Immigration and Assimilation versus Invasion
People have migrated throughout history. Long before prehistoric humans even thought of social groups larger than their extended family groups of hunter-gatherers, they moved wherever they could in search of better food and living conditions. Sometimes one group would force another group to move, occasionally nature forced it upon them; the process was relentless, and as a result, they eventually covered the entire globe with the exception of Antarctica.

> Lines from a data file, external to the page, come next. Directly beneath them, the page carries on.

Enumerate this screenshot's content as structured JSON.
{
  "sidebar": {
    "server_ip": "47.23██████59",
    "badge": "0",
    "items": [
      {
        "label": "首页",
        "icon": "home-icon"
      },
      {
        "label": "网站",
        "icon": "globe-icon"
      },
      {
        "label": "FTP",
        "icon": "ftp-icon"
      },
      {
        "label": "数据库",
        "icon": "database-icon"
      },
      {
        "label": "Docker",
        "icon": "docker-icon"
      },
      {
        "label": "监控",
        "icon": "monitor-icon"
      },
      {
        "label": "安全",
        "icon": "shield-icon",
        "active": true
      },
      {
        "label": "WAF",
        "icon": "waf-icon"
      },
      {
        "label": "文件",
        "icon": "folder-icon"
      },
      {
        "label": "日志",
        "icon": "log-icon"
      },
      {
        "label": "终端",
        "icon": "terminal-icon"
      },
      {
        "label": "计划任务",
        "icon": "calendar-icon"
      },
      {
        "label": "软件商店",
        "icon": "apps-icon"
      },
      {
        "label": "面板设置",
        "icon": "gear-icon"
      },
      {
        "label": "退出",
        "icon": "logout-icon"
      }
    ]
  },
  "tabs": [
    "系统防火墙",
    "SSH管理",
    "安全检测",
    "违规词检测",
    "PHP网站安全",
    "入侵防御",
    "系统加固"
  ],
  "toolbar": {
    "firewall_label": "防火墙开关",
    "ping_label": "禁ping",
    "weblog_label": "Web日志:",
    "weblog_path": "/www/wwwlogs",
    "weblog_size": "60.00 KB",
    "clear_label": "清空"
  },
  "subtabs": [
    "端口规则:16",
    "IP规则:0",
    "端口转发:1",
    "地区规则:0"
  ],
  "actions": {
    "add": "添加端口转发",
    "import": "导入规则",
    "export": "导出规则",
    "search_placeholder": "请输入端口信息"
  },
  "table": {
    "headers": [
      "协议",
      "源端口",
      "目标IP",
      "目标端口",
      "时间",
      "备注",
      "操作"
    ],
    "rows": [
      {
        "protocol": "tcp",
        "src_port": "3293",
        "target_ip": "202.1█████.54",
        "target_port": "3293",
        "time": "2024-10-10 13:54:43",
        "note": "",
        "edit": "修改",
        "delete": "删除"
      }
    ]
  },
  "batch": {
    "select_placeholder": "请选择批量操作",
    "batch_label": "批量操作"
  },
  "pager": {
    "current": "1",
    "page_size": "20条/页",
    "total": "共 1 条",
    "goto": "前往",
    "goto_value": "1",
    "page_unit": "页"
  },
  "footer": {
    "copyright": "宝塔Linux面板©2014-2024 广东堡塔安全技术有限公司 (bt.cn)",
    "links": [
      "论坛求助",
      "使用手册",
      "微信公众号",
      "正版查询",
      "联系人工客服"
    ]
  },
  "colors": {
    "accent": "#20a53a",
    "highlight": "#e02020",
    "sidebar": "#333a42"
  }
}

With the development of sedentary agriculture, people began to settle down but this did not stop migration. Many groups of people still embraced a nomadic migrant lifestyle. Conflicts, some of them of historic scale, erupted between migrant nomads and sedentary, agriculture-based nations for thousands of years. The fall of the Western Roman Empire was the result of one such struggle, and the last such occurred during the 13th and 14th centuries during the expansion of the Mongol Empire. While it is true that today’s immigration crises are not of the same type or scale as the Mongol imperial expansion, which was as much a military conquest as a migration, they do, however, bear a resemblance to the problems faced by the Romans in the west.

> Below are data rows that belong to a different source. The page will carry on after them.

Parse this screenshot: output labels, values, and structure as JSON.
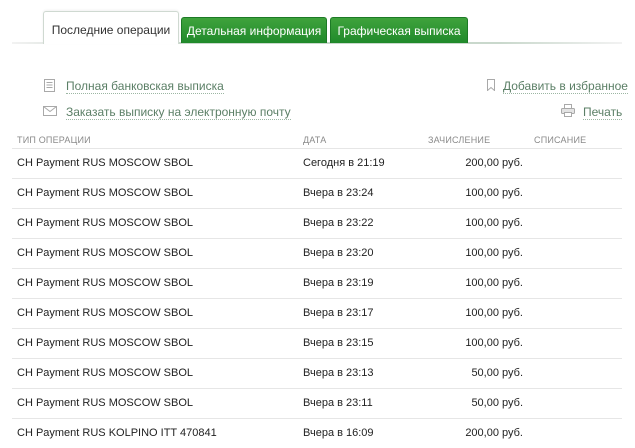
{
  "tabs": {
    "recent": "Последние операции",
    "details": "Детальная информация",
    "graphic": "Графическая выписка"
  },
  "links": {
    "full_statement": "Полная банковская выписка",
    "email_statement": "Заказать выписку на электронную почту",
    "add_favorites": "Добавить в избранное",
    "print": "Печать"
  },
  "table": {
    "headers": {
      "type": "ТИП ОПЕРАЦИИ",
      "date": "ДАТА",
      "credit": "ЗАЧИСЛЕНИЕ",
      "debit": "СПИСАНИЕ"
    },
    "rows": [
      {
        "type": "CH Payment RUS MOSCOW SBOL",
        "date": "Сегодня в 21:19",
        "credit": "200,00 руб.",
        "debit": ""
      },
      {
        "type": "CH Payment RUS MOSCOW SBOL",
        "date": "Вчера в 23:24",
        "credit": "100,00 руб.",
        "debit": ""
      },
      {
        "type": "CH Payment RUS MOSCOW SBOL",
        "date": "Вчера в 23:22",
        "credit": "100,00 руб.",
        "debit": ""
      },
      {
        "type": "CH Payment RUS MOSCOW SBOL",
        "date": "Вчера в 23:20",
        "credit": "100,00 руб.",
        "debit": ""
      },
      {
        "type": "CH Payment RUS MOSCOW SBOL",
        "date": "Вчера в 23:19",
        "credit": "100,00 руб.",
        "debit": ""
      },
      {
        "type": "CH Payment RUS MOSCOW SBOL",
        "date": "Вчера в 23:17",
        "credit": "100,00 руб.",
        "debit": ""
      },
      {
        "type": "CH Payment RUS MOSCOW SBOL",
        "date": "Вчера в 23:15",
        "credit": "100,00 руб.",
        "debit": ""
      },
      {
        "type": "CH Payment RUS MOSCOW SBOL",
        "date": "Вчера в 23:13",
        "credit": "50,00 руб.",
        "debit": ""
      },
      {
        "type": "CH Payment RUS MOSCOW SBOL",
        "date": "Вчера в 23:11",
        "credit": "50,00 руб.",
        "debit": ""
      },
      {
        "type": "CH Payment RUS KOLPINO ITT 470841",
        "date": "Вчера в 16:09",
        "credit": "200,00 руб.",
        "debit": ""
      }
    ]
  },
  "icons": {
    "statement": "document-icon",
    "email": "envelope-icon",
    "favorites": "bookmark-icon",
    "print": "printer-icon"
  },
  "colors": {
    "tab_green": "#208a2b",
    "link": "#5b7f66"
  }
}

The western Romans faced large groups of nomads who were being forced out of their traditional living space by other, more numerous and fiercer nomadic tribes, as well as the sedentary frontier farmers who were being pushed off their land by the nomads. At the same time, the Romans’ sense of patriotism, civic responsibility, and virtue were crumbling and political and social corruption was rampant. In short, Rome no longer had the spark that in earlier days had allowed it to become Rome. The result was that the Western Roman Empire collapsed.
Today we see uninvited African and Middle Eastern migrants pouring into Europe in the thousands. The come by sea and land and there is little done to check their advance. Some European countries have essentially thrown their doors open to them. Given that the vast majority of these migrants have no job skills and do not speak the language of the countries to which they migrate their employability in these countries is essentially nonexistent. Add to the difficulties the fact that many of them do not practice the dominant religion of the countries to which they migrate and also have hugely different views on women’s rights and the proper role of religion in society and there is guaranteed to be a significant clash of cultures.
In the United States, we see caravans of thousands of migrants from Central America and Mexico arriving at the southern border attempting to force a passage into the United States. The United States Border Patrol round up hundreds of illegal aliens who have violated the sovereignty of the country every day. Yet left-wing politicians try to block the construction of a barrier on the southern border.
The above situations are not immigration. These migrants do not apply for legal permission to enter the countries to which they go, they simply go and the law is to be damned. They evade and resist being turned back by the lawful authorities, sometimes by violent means. In both Europe and the United States, this is tantamount to an invasion. Immigration is when people decide they want to live in a different country and apply to legally enter it for the purpose of becoming citizens of that country and living in it under its laws and adapting their way of life to its culture. Immigration is not merely moving legally to a different country, but moving into a different culture, and it is for the immigrants to adapt to that culture, not for that culture to adapt to them.
Migration is not a right and neither is immigration. Sovereign nations have the authority to decide their own immigration policies, whatever they may be. The people living in sovereign nations that allow immigration has the right to expect immigrants to enter legally, respect the existing cultures and adopt them as their own, and to learn to speak the local languages if they are different from the ones spoken in the immigrants’ home countries; it is not the responsibility of the local people to learn the languages of the immigrants. It is also the immigrants’ responsibility to find gainful employment in their new homes and if they cannot, to return to their homelands. Finally, it is the responsibility of the immigrants to subordinate any religious legal doctrines they may hold to the secular laws of the countries to which they move as there can only be one law of the land, and it must apply to all people of whatever religion.
Do the people of Europe and the United States have the patriotism, civic responsibility, and virtue that the western Romans lacked when they faced their migration crisis? Can they stem the unlawful migrant invasion? That remains to be seen.